-------- EXERCISE INPUT --------

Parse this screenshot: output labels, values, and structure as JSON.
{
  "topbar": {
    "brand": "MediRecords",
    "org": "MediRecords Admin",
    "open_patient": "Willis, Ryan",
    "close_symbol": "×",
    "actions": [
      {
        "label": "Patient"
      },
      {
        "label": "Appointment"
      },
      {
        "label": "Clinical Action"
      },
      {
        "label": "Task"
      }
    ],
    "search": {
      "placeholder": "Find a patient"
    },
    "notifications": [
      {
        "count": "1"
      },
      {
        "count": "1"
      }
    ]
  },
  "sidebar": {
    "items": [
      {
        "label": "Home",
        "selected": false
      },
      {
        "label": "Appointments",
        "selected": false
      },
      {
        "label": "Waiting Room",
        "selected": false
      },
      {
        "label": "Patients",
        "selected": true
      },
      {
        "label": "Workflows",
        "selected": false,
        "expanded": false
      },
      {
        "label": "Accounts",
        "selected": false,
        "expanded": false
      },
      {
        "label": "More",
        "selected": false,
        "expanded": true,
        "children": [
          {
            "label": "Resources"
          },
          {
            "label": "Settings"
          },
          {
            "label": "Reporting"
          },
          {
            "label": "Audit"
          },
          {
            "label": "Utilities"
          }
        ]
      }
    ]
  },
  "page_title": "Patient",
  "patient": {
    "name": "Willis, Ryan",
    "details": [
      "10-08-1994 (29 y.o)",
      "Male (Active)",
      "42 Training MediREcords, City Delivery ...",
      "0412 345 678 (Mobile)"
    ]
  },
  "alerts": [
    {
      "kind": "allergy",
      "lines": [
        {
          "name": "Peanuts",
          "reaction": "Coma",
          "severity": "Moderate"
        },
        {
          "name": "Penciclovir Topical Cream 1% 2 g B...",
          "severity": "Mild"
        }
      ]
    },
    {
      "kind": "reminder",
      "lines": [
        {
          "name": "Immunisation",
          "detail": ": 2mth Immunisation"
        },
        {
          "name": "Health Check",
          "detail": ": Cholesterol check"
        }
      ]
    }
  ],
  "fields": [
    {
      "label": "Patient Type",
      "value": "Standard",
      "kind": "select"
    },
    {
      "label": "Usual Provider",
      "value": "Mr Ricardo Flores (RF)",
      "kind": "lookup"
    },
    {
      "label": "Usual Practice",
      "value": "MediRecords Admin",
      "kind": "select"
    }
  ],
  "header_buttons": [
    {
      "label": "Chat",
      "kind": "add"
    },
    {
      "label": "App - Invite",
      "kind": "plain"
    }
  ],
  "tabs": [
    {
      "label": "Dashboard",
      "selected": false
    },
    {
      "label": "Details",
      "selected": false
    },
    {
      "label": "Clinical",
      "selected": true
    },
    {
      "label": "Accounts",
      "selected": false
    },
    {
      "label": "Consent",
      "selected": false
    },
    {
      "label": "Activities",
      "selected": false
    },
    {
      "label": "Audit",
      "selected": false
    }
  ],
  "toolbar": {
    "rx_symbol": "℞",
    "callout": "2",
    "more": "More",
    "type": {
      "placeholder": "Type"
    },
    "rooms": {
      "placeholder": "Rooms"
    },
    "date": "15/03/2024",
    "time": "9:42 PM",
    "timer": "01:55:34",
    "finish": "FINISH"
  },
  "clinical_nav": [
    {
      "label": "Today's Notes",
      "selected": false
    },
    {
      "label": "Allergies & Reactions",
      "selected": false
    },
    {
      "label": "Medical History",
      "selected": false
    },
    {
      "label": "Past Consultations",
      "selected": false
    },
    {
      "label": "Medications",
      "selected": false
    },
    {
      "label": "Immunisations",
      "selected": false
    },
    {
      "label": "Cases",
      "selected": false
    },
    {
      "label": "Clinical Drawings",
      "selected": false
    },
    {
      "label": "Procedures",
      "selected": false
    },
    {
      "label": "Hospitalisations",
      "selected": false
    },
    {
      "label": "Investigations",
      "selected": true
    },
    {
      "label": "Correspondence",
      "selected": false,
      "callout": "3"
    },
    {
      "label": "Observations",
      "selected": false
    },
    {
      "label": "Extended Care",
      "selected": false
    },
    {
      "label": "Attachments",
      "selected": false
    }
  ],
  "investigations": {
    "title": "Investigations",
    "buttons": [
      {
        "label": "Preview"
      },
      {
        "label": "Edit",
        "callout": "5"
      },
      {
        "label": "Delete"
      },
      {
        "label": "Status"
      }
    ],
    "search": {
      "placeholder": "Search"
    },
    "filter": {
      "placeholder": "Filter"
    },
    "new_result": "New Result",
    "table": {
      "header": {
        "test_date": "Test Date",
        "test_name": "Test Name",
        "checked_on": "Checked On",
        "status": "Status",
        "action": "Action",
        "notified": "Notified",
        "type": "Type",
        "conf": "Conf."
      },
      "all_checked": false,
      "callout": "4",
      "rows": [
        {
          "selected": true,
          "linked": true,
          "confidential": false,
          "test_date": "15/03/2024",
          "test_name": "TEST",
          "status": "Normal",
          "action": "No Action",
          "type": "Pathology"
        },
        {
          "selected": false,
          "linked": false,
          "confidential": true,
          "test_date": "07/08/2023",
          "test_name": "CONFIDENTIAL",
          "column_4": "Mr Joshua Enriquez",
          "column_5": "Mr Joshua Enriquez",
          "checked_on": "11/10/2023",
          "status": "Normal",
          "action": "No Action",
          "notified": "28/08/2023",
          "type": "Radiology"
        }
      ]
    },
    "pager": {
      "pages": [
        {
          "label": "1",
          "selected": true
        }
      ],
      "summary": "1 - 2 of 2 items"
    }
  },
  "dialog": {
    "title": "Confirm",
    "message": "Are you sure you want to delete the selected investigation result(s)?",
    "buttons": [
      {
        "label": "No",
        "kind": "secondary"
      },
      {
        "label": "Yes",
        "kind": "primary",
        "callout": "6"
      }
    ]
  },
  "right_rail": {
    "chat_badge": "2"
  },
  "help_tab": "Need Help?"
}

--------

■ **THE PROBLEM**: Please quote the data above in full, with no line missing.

■ **COMPLETED EXERCISE**:
Parse this screenshot: output labels, values, and structure as JSON.
{
  "topbar": {
    "brand": "MediRecords",
    "org": "MediRecords Admin",
    "open_patient": "Willis, Ryan",
    "close_symbol": "×",
    "actions": [
      {
        "label": "Patient"
      },
      {
        "label": "Appointment"
      },
      {
        "label": "Clinical Action"
      },
      {
        "label": "Task"
      }
    ],
    "search": {
      "placeholder": "Find a patient"
    },
    "notifications": [
      {
        "count": "1"
      },
      {
        "count": "1"
      }
    ]
  },
  "sidebar": {
    "items": [
      {
        "label": "Home",
        "selected": false
      },
      {
        "label": "Appointments",
        "selected": false
      },
      {
        "label": "Waiting Room",
        "selected": false
      },
      {
        "label": "Patients",
        "selected": true
      },
      {
        "label": "Workflows",
        "selected": false,
        "expanded": false
      },
      {
        "label": "Accounts",
        "selected": false,
        "expanded": false
      },
      {
        "label": "More",
        "selected": false,
        "expanded": true,
        "children": [
          {
            "label": "Resources"
          },
          {
            "label": "Settings"
          },
          {
            "label": "Reporting"
          },
          {
            "label": "Audit"
          },
          {
            "label": "Utilities"
          }
        ]
      }
    ]
  },
  "page_title": "Patient",
  "patient": {
    "name": "Willis, Ryan",
    "details": [
      "10-08-1994 (29 y.o)",
      "Male (Active)",
      "42 Training MediREcords, City Delivery ...",
      "0412 345 678 (Mobile)"
    ]
  },
  "alerts": [
    {
      "kind": "allergy",
      "lines": [
        {
          "name": "Peanuts",
          "reaction": "Coma",
          "severity": "Moderate"
        },
        {
          "name": "Penciclovir Topical Cream 1% 2 g B...",
          "severity": "Mild"
        }
      ]
    },
    {
      "kind": "reminder",
      "lines": [
        {
          "name": "Immunisation",
          "detail": ": 2mth Immunisation"
        },
        {
          "name": "Health Check",
          "detail": ": Cholesterol check"
        }
      ]
    }
  ],
  "fields": [
    {
      "label": "Patient Type",
      "value": "Standard",
      "kind": "select"
    },
    {
      "label": "Usual Provider",
      "value": "Mr Ricardo Flores (RF)",
      "kind": "lookup"
    },
    {
      "label": "Usual Practice",
      "value": "MediRecords Admin",
      "kind": "select"
    }
  ],
  "header_buttons": [
    {
      "label": "Chat",
      "kind": "add"
    },
    {
      "label": "App - Invite",
      "kind": "plain"
    }
  ],
  "tabs": [
    {
      "label": "Dashboard",
      "selected": false
    },
    {
      "label": "Details",
      "selected": false
    },
    {
      "label": "Clinical",
      "selected": true
    },
    {
      "label": "Accounts",
      "selected": false
    },
    {
      "label": "Consent",
      "selected": false
    },
    {
      "label": "Activities",
      "selected": false
    },
    {
      "label": "Audit",
      "selected": false
    }
  ],
  "toolbar": {
    "rx_symbol": "℞",
    "callout": "2",
    "more": "More",
    "type": {
      "placeholder": "Type"
    },
    "rooms": {
      "placeholder": "Rooms"
    },
    "date": "15/03/2024",
    "time": "9:42 PM",
    "timer": "01:55:34",
    "finish": "FINISH"
  },
  "clinical_nav": [
    {
      "label": "Today's Notes",
      "selected": false
    },
    {
      "label": "Allergies & Reactions",
      "selected": false
    },
    {
      "label": "Medical History",
      "selected": false
    },
    {
      "label": "Past Consultations",
      "selected": false
    },
    {
      "label": "Medications",
      "selected": false
    },
    {
      "label": "Immunisations",
      "selected": false
    },
    {
      "label": "Cases",
      "selected": false
    },
    {
      "label": "Clinical Drawings",
      "selected": false
    },
    {
      "label": "Procedures",
      "selected": false
    },
    {
      "label": "Hospitalisations",
      "selected": false
    },
    {
      "label": "Investigations",
      "selected": true
    },
    {
      "label": "Correspondence",
      "selected": false,
      "callout": "3"
    },
    {
      "label": "Observations",
      "selected": false
    },
    {
      "label": "Extended Care",
      "selected": false
    },
    {
      "label": "Attachments",
      "selected": false
    }
  ],
  "investigations": {
    "title": "Investigations",
    "buttons": [
      {
        "label": "Preview"
      },
      {
        "label": "Edit",
        "callout": "5"
      },
      {
        "label": "Delete"
      },
      {
        "label": "Status"
      }
    ],
    "search": {
      "placeholder": "Search"
    },
    "filter": {
      "placeholder": "Filter"
    },
    "new_result": "New Result",
    "table": {
      "header": {
        "test_date": "Test Date",
        "test_name": "Test Name",
        "checked_on": "Checked On",
        "status": "Status",
        "action": "Action",
        "notified": "Notified",
        "type": "Type",
        "conf": "Conf."
      },
      "all_checked": false,
      "callout": "4",
      "rows": [
        {
          "selected": true,
          "linked": true,
          "confidential": false,
          "test_date": "15/03/2024",
          "test_name": "TEST",
          "status": "Normal",
          "action": "No Action",
          "type": "Pathology"
        },
        {
          "selected": false,
          "linked": false,
          "confidential": true,
          "test_date": "07/08/2023",
          "test_name": "CONFIDENTIAL",
          "column_4": "Mr Joshua Enriquez",
          "column_5": "Mr Joshua Enriquez",
          "checked_on": "11/10/2023",
          "status": "Normal",
          "action": "No Action",
          "notified": "28/08/2023",
          "type": "Radiology"
        }
      ]
    },
    "pager": {
      "pages": [
        {
          "label": "1",
          "selected": true
        }
      ],
      "summary": "1 - 2 of 2 items"
    }
  },
  "dialog": {
    "title": "Confirm",
    "message": "Are you sure you want to delete the selected investigation result(s)?",
    "buttons": [
      {
        "label": "No",
        "kind": "secondary"
      },
      {
        "label": "Yes",
        "kind": "primary",
        "callout": "6"
      }
    ]
  },
  "right_rail": {
    "chat_badge": "2"
  },
  "help_tab": "Need Help?"
}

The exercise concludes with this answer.